Interior advances Mass. leasing proposal
The Interior Department’s draft environmental assessment proposes developing a wind energy area about 14 miles south of Martha’s Vineyard, excluding high-value fishing grounds and important sea duck habitat areas.
“Responsible development of abundant wind energy in places like offshore Massachusetts is a key part of the Obama Administration’s all of the above energy strategy,” said Tommy Beaudreau, director of the Bureau of Ocean Energy Management, in a statement. “At the same time, we must ensure that the potential effects of wind energy development on other resources, such as marine mammals and fishing, are closely analyzed and that appropriate protections are put in place.”
Release of the environmental assessment comes a week after BOEM announced an agreement to issue a noncompetitive lease to NRG Bluewater Wind Delaware LLC for development off the Delaware coast, which is the second offshore lease in U.S. waters and the first under the Obama administration’s new leasing regime (E&ENews PM, Oct. 23). A spokeswoman for BOEM said the lease would be finalized and available to the public by mid-November.
Leases issued under the Massachusetts proposal would give winning bidders the exclusive right to install meteorological towers and test buoys to assist in project planning or to submit an offshore wind construction plan. The environmental assessment anticipates construction of up to five meteorological towers and 10 buoys, resulting in up to 6,500 vessel round trips over a five-year period.
In April, BOEM announced it had received 10 nominations of interest from industry, including leasing proposals from Deepwater Wind New England LLC, Fishermen’s Energy LLC, enXco Development Corp. and Spanish firm Iberdrola Renewables Inc.
The agency will next determine whether to issue a finding of no significant impact (FONSI) authorizing leasing or to launch a more comprehensive environmental impact statement.
BOEM earlier this year issued a FONSI for wind energy areas off the coasts of Virginia, Delaware, Maryland and New Jersey, trimming significant time off the development timeline, according to industry officials. An environmental assessment for a separate leasing area off Massachusetts and Rhode Island was issued in midsummer.
Jim Lanard, president of the Offshore Wind Development Coalition in Washington, D.C., said the Massachusetts environmental assessment is a “key step” to reaching the nation’s energy and security independence goals.
“We are delighted that the Bureau of Ocean Energy Management continues to support development of the offshore wind industry that will result in establishment of thousands of high-skilled jobs and manufacturing opportunities for our workers here in the U.S.,” he said in an email.
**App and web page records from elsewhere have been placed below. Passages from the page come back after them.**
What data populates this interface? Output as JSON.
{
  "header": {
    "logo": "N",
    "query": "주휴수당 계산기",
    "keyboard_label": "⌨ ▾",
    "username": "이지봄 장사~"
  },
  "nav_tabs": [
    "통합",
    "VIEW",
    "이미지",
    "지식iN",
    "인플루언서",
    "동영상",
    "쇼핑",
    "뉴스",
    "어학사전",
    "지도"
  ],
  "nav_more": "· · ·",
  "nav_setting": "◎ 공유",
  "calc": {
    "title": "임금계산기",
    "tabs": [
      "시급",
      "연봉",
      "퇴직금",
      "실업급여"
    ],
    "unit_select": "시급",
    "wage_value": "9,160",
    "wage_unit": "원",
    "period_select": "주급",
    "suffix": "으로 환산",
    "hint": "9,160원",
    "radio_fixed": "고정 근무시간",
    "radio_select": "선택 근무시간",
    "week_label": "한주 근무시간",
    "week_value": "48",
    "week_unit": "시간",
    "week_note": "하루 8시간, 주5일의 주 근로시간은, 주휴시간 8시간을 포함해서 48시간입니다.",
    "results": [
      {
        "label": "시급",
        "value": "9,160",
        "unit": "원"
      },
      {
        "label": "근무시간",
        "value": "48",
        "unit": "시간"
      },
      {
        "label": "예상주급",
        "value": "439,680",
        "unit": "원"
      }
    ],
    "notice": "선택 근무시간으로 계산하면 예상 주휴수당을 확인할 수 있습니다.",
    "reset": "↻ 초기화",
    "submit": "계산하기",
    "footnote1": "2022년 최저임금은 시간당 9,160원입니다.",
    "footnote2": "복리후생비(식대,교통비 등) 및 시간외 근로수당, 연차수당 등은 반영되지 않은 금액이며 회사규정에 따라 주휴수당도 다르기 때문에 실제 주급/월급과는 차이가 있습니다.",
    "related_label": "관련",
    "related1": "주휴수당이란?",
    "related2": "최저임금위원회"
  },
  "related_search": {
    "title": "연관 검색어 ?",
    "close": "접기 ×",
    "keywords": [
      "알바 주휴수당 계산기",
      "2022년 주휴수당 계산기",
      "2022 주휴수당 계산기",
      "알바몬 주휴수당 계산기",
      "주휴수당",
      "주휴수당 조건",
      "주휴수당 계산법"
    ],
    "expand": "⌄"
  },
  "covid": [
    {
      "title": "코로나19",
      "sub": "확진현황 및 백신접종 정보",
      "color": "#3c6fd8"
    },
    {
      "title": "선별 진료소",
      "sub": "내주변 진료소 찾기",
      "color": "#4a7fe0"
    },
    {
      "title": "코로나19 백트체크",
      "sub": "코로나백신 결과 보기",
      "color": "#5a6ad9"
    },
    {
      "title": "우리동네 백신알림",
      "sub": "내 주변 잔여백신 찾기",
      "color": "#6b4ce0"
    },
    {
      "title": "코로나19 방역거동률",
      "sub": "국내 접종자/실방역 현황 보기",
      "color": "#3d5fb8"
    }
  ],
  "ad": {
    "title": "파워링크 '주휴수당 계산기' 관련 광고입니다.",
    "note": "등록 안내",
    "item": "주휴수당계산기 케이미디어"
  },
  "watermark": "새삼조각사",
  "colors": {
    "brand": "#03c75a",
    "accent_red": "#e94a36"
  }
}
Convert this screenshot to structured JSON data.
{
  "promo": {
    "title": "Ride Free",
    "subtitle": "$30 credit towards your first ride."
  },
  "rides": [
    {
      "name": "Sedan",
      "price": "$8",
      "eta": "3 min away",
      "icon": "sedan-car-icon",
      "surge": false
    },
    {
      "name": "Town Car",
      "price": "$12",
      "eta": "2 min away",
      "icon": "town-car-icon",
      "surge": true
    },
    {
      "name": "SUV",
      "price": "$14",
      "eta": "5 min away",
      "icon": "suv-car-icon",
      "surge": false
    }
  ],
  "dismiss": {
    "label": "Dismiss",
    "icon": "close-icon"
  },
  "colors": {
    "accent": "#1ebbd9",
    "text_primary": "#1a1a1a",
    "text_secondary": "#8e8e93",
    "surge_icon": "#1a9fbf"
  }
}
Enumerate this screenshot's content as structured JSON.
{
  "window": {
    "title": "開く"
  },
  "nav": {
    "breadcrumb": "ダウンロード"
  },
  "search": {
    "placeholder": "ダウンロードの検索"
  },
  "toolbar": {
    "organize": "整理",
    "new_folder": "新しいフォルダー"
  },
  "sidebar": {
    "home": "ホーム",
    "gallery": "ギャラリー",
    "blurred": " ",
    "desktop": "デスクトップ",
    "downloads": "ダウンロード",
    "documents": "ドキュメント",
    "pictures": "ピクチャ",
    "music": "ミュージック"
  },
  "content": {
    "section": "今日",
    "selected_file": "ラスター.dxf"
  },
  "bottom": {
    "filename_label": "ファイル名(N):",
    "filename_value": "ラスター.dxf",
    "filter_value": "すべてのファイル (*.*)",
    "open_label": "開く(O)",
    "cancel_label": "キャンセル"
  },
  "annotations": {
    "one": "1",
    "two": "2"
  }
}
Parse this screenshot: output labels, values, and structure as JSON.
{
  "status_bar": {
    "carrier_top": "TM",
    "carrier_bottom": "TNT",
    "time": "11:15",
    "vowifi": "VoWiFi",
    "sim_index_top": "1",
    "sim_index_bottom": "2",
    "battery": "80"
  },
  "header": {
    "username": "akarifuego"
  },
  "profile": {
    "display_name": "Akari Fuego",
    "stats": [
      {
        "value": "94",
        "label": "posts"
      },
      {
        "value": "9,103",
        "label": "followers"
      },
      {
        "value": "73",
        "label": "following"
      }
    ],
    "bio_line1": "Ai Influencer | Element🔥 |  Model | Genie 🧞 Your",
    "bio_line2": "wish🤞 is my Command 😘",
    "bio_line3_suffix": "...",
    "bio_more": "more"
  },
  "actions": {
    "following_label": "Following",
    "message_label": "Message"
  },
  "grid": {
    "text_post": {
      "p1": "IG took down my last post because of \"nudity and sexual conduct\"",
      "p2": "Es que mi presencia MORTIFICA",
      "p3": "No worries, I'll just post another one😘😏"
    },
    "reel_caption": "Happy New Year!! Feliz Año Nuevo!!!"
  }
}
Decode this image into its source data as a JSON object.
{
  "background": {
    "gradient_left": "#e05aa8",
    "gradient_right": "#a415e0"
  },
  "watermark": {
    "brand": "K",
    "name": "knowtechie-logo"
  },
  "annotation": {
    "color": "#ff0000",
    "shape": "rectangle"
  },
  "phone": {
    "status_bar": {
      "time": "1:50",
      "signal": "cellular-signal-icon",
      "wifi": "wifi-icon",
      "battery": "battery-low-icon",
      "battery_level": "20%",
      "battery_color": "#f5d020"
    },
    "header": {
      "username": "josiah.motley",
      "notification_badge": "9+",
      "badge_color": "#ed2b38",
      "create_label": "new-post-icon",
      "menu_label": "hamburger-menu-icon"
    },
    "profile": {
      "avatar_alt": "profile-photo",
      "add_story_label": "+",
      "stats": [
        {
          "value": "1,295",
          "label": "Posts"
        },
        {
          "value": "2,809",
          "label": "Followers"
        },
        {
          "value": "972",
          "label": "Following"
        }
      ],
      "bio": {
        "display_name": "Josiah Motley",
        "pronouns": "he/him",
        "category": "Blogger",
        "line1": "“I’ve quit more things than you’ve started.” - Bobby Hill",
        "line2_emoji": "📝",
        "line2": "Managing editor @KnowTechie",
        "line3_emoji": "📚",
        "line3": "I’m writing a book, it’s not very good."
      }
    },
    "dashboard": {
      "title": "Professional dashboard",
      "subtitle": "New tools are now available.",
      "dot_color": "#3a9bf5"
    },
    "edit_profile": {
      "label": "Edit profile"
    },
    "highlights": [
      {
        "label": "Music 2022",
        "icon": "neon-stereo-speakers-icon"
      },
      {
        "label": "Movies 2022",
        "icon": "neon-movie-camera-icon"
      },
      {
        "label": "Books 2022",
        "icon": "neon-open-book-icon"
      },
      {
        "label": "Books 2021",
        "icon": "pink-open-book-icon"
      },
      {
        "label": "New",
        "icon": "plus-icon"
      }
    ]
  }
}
The 396-page assessment includes an alternative that would exclude roughly 25 percent of the wind energy area to protect the critically endangered right whale, which uses the area during its regular migration. Up to one-fourth of the species’ population — which numbers about 375 — has been observed in the call area, BOEM said.
While collisions with ships are the leading cause of right whale deaths, many fear the sound of boats, seismic surveys and pile driving during the planning and construction of wind farms could further stress the species.
Jack Clarke, director of public policy and government relations for Mass Audubon in Boston, said the wind energy area will protect the movement of sea ducks in and out of Nantucket Sound. While questions remain over whale migration patterns, he said most have been satisfied by the National Marine Fisheries Service and the Fish and Wildlife Service.
“We’re very satisfied,” he said in an interview. “I think BOEM is in a good position to take their next steps in terms of leasing for that area.”
BOEM will conduct four listening sessions in Massachusetts in mid-November and is accepting written comments until Dec. 3.
Offshore wind development has occurred almost exclusively in Europe — where more than 50 projects and nearly 4,000 megawatts have been installed in the past decade, according to the U.S. Department of Energy. No projects have sprouted in the United States, where developers have faced shifting federal tax policy, high capital costs, a lack of transmission and maritime infrastructure, and some lawsuits.
But the Atlantic could support up to 54,000 megawatts of projects by 2030, DOE says.